__TASK PROMPT__:
For every record here, output an exact copy.

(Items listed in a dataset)
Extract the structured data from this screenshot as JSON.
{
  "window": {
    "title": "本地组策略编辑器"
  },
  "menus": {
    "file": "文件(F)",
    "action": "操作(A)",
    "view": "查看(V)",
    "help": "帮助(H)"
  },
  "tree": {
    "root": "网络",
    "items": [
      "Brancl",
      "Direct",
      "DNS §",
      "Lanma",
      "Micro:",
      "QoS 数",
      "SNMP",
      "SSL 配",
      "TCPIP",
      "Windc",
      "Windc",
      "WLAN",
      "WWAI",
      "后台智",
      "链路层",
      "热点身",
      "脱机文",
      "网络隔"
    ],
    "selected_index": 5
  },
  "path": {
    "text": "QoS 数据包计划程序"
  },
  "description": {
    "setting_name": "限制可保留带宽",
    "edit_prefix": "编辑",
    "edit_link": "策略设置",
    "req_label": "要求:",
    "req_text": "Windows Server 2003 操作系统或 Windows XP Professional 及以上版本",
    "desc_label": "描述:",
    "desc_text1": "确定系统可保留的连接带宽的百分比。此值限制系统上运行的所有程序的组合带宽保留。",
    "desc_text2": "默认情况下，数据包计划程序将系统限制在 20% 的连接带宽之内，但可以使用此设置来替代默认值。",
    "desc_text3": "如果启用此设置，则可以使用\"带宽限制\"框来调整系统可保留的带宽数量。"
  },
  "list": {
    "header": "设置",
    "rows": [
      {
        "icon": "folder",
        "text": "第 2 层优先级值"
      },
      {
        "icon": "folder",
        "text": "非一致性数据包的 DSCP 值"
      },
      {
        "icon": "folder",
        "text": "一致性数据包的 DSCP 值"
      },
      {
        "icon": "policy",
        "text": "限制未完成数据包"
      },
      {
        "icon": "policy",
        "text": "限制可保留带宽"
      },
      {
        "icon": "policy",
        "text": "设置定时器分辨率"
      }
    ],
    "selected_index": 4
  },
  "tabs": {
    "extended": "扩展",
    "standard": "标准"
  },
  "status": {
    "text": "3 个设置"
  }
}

__TASK SOLUTION__:
Extract the structured data from this screenshot as JSON.
{
  "window": {
    "title": "本地组策略编辑器"
  },
  "menus": {
    "file": "文件(F)",
    "action": "操作(A)",
    "view": "查看(V)",
    "help": "帮助(H)"
  },
  "tree": {
    "root": "网络",
    "items": [
      "Brancl",
      "Direct",
      "DNS §",
      "Lanma",
      "Micro:",
      "QoS 数",
      "SNMP",
      "SSL 配",
      "TCPIP",
      "Windc",
      "Windc",
      "WLAN",
      "WWAI",
      "后台智",
      "链路层",
      "热点身",
      "脱机文",
      "网络隔"
    ],
    "selected_index": 5
  },
  "path": {
    "text": "QoS 数据包计划程序"
  },
  "description": {
    "setting_name": "限制可保留带宽",
    "edit_prefix": "编辑",
    "edit_link": "策略设置",
    "req_label": "要求:",
    "req_text": "Windows Server 2003 操作系统或 Windows XP Professional 及以上版本",
    "desc_label": "描述:",
    "desc_text1": "确定系统可保留的连接带宽的百分比。此值限制系统上运行的所有程序的组合带宽保留。",
    "desc_text2": "默认情况下，数据包计划程序将系统限制在 20% 的连接带宽之内，但可以使用此设置来替代默认值。",
    "desc_text3": "如果启用此设置，则可以使用\"带宽限制\"框来调整系统可保留的带宽数量。"
  },
  "list": {
    "header": "设置",
    "rows": [
      {
        "icon": "folder",
        "text": "第 2 层优先级值"
      },
      {
        "icon": "folder",
        "text": "非一致性数据包的 DSCP 值"
      },
      {
        "icon": "folder",
        "text": "一致性数据包的 DSCP 值"
      },
      {
        "icon": "policy",
        "text": "限制未完成数据包"
      },
      {
        "icon": "policy",
        "text": "限制可保留带宽"
      },
      {
        "icon": "policy",
        "text": "设置定时器分辨率"
      }
    ],
    "selected_index": 4
  },
  "tabs": {
    "extended": "扩展",
    "standard": "标准"
  },
  "status": {
    "text": "3 个设置"
  }
}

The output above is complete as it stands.